- IMDB links
- Number of rehearsal days
Pro Tip: Collect Details All at Once if You Can
As a ‘do it now’ business, it’s always best to get as much info as you can while you have cast or crew member’s attention (i.e. on the phone / in-person). It can sometimes be tough to get in touch again, and it’s preferable for them to be asked for details all at once versus being pinged over and over again.
3. Vendor details in one place
If you work on multiple projects with different production companies or on COD accounts, sifting through paperwork for details can quickly become a time sink. Here are some additional vendor columns you may want to add to your booking sheet:
- Rental details
- After hours details
- Emergency contact
- Number of days equipment is needed
- Map-links (for quick copy-pasting into emails / text messages)
Pro Tip: Distributing Information with Your Team
Did you know that you can cut-and-paste directly from Google Sheets into the body of your email? It retains all the formatting, and looks great! You’ll find yourself wanting to do this when emailing details for vendor pickups for runners, sizing for talent, location scouts, and many other use cases.
4. Identify key props for scenes and how to source it
This sheet identifies key props in scenes. We included a dropdown to identify where the props can be sourced from (i.e. borrow, purchase, rent, or create). A good time to populate this sheet is when you begin marking the script and creating the script breakdown.
Additionally, you can share this sheet with your prop master or production designer to populate it further. You can also share it with a 1st AD to input the props into their call sheet template or call sheet software like StudioBinder.
5. Listing expendables and crafty in one place
Expendables are items that the production unit should consider bringing to set or basecamp. They range from tables, chairs, trash cans, coolers to crafty snacks. To give you a head start, we have included some of the most common expendables and quantities in this one template . Feel free to modify it as needed.
This sheet (particularly the ‘crafty’ section) can be printed to become a shopping list for runners.
6. List out rentals by department and where/how to acquire them
Much like the Props and Expendables sheets, the Rentals sheet outlines the gear that should be rented for each department. Sometimes it may be more cost-effective to purchase or borrow equipment rather than rent it so we included a dropdown to identify how the item will be sourced. Some columns you may want to add:
- Pickup and drop-off dates
- Who will pick it up
7. Be careful what you share with whom
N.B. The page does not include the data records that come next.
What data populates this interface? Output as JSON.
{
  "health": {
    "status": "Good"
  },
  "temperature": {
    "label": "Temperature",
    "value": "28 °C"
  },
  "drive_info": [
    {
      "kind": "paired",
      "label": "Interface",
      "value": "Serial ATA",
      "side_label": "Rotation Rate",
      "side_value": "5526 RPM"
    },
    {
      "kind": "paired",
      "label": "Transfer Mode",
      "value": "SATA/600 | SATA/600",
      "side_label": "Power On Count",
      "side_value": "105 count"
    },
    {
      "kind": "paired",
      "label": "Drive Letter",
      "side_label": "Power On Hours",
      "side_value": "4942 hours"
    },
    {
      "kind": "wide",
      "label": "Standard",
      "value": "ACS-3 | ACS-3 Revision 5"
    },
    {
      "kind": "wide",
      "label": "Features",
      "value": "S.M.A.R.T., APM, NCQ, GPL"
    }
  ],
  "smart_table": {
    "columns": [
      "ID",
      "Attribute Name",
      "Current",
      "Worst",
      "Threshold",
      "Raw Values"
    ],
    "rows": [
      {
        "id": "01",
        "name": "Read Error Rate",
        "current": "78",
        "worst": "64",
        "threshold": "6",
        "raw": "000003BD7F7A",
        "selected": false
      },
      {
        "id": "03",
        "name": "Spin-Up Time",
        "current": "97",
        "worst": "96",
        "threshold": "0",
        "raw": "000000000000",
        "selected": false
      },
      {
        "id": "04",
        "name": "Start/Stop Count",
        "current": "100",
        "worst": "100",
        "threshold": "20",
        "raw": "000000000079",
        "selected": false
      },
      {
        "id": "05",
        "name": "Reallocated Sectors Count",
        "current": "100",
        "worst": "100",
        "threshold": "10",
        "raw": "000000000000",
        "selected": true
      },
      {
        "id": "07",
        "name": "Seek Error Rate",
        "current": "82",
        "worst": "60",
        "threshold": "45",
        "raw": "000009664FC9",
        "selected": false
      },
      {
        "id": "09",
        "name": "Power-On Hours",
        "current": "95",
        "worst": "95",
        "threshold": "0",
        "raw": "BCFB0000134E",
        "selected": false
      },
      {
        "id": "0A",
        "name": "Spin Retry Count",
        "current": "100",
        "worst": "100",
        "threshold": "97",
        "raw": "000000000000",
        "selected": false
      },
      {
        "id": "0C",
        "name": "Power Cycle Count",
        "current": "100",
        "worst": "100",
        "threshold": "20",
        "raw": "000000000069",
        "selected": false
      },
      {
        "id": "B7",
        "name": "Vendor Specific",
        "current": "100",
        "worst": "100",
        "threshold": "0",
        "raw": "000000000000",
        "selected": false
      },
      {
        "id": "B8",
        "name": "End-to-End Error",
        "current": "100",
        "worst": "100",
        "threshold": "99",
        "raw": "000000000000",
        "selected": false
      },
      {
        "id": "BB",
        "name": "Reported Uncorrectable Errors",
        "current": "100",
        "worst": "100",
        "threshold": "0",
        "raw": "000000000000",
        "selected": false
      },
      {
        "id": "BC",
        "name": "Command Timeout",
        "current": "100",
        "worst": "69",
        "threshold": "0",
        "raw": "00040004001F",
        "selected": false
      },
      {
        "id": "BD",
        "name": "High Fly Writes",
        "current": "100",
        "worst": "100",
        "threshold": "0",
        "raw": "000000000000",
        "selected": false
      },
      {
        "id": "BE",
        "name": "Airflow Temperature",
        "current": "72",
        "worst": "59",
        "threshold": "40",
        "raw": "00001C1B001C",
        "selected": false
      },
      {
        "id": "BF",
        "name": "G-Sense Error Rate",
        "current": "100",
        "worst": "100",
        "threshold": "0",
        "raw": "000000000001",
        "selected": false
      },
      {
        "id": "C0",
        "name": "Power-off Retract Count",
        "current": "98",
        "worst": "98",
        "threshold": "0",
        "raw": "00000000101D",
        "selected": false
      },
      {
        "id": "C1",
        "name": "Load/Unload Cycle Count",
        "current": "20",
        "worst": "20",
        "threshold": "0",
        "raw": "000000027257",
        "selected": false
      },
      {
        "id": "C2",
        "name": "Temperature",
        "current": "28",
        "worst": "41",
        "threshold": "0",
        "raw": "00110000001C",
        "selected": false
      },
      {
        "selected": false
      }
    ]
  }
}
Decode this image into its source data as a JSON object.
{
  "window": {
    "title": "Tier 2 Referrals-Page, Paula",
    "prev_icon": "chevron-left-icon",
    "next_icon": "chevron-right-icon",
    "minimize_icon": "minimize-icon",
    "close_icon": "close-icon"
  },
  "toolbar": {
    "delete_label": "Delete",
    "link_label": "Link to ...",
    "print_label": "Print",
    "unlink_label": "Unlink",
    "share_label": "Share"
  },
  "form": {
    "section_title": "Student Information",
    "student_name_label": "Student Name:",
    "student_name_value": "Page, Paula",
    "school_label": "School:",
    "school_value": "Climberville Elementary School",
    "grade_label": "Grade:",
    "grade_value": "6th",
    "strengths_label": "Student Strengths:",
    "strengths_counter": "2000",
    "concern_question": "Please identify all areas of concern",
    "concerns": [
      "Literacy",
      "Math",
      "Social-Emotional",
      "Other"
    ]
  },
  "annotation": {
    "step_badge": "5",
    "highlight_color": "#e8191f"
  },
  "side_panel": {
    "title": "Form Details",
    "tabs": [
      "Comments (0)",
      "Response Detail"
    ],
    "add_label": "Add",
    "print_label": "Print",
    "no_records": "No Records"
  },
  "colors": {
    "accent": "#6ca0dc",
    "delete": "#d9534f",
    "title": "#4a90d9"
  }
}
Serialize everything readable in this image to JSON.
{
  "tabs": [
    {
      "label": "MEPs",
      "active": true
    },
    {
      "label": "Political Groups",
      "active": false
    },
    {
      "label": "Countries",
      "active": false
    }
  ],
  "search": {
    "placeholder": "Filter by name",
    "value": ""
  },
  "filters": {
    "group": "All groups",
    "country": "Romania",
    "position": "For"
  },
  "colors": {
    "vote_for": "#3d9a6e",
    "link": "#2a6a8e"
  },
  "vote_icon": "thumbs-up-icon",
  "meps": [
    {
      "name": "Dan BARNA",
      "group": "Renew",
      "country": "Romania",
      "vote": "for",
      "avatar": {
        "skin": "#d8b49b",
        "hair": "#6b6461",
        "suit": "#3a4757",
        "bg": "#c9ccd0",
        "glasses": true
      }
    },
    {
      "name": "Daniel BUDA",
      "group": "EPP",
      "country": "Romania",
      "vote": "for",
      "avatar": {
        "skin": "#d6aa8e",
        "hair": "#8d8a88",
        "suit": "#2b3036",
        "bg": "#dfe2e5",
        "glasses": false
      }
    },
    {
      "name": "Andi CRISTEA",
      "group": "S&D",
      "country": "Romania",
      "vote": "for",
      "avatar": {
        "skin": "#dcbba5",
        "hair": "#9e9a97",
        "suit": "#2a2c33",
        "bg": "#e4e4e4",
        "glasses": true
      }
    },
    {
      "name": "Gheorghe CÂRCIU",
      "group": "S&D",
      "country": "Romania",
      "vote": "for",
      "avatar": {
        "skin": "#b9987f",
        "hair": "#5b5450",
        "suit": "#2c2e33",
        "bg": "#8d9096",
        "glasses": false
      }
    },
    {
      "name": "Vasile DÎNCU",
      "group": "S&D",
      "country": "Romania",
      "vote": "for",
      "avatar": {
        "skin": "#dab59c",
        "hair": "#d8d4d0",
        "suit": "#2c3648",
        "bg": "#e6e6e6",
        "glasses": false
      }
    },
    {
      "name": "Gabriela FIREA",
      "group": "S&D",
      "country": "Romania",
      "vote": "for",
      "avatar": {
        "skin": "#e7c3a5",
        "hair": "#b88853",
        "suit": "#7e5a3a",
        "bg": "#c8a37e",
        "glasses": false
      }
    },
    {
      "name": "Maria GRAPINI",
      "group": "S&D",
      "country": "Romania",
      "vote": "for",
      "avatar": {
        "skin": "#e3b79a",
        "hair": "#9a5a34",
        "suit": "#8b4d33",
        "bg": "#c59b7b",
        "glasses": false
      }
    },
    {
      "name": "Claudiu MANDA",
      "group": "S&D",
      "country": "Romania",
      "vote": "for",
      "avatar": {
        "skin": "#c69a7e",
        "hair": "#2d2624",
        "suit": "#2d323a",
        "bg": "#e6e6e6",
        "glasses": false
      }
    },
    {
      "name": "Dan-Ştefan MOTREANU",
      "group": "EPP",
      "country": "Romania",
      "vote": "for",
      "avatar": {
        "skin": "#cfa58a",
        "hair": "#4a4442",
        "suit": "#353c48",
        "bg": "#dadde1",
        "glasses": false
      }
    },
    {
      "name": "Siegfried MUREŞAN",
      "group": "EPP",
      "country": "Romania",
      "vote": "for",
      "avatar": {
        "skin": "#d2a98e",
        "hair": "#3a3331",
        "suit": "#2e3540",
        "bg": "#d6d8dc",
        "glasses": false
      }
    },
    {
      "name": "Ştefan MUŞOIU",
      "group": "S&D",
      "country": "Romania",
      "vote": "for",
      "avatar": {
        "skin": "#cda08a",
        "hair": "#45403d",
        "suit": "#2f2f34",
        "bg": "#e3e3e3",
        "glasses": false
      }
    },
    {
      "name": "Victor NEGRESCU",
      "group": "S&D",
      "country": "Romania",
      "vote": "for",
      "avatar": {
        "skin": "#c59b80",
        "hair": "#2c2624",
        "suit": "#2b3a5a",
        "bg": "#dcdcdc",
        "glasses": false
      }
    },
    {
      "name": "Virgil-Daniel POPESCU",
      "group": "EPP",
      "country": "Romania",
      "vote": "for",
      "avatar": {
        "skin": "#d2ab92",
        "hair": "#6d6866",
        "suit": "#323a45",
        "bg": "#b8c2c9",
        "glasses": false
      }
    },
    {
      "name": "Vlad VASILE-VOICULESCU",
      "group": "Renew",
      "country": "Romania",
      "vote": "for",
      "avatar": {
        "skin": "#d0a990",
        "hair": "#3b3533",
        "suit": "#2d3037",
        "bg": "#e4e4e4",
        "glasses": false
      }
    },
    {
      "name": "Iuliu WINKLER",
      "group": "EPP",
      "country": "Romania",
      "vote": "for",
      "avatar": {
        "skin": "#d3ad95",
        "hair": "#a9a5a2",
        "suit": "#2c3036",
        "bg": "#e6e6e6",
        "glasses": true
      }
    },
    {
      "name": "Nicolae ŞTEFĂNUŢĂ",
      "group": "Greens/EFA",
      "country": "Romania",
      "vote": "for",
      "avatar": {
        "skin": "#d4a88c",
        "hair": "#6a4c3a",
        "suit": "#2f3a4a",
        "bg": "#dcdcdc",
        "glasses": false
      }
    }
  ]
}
Every project is unique, but distributing private information such as home addresses, payment details, social security, Tax IDs, and other information should only be done on a need-to-know basis. This information can be leaked easily if it falls into the wrong hands. Always make sure that you have approval to distribute personal details from the Producer, LP, PM before doing so .
8. Save time by using Google Drive or a CRM like StudioBinder
The booking sheet contains sub-tabs to track film crew, talent and vendor details, and can be modified to fit your needs. We’re fans of “Google Sheets” because it’s easy to share a link and collaborate with a team.
We also think that free film management software like StudioBinder makes it easier to not only manage cast and crew contacts, but also transition into creating and sending call sheets to them. Full, disclosure, StudioBinder is the company that brought you this article and booking sheet template, but we really do have a create solution to streamline the the production workflow.
Next Up: Going from Contact Lists to your Call Sheet Template
Productions can expand quickly so it’s important to keep visibility with a good contact management system. These details become especially important as you start populating your call sheet.
Want to learn more about how a call sheet is created, approved, and confirmed?
Want to dive deeper into the details of what goes on a call sheet?
Have any other questions, comments or suggestions? Let us know in the comments below.
Latest posts by Darya Danesh (see all)
- The Only Shot List Template You Need — with Free Download - July 29, 2016
- Top 10 Storyboard Software of 2016 (with free Storyboard Templates) - July 17, 2016
- 8 Websites to Find & Hire a Storyboard Artist - June 11, 2016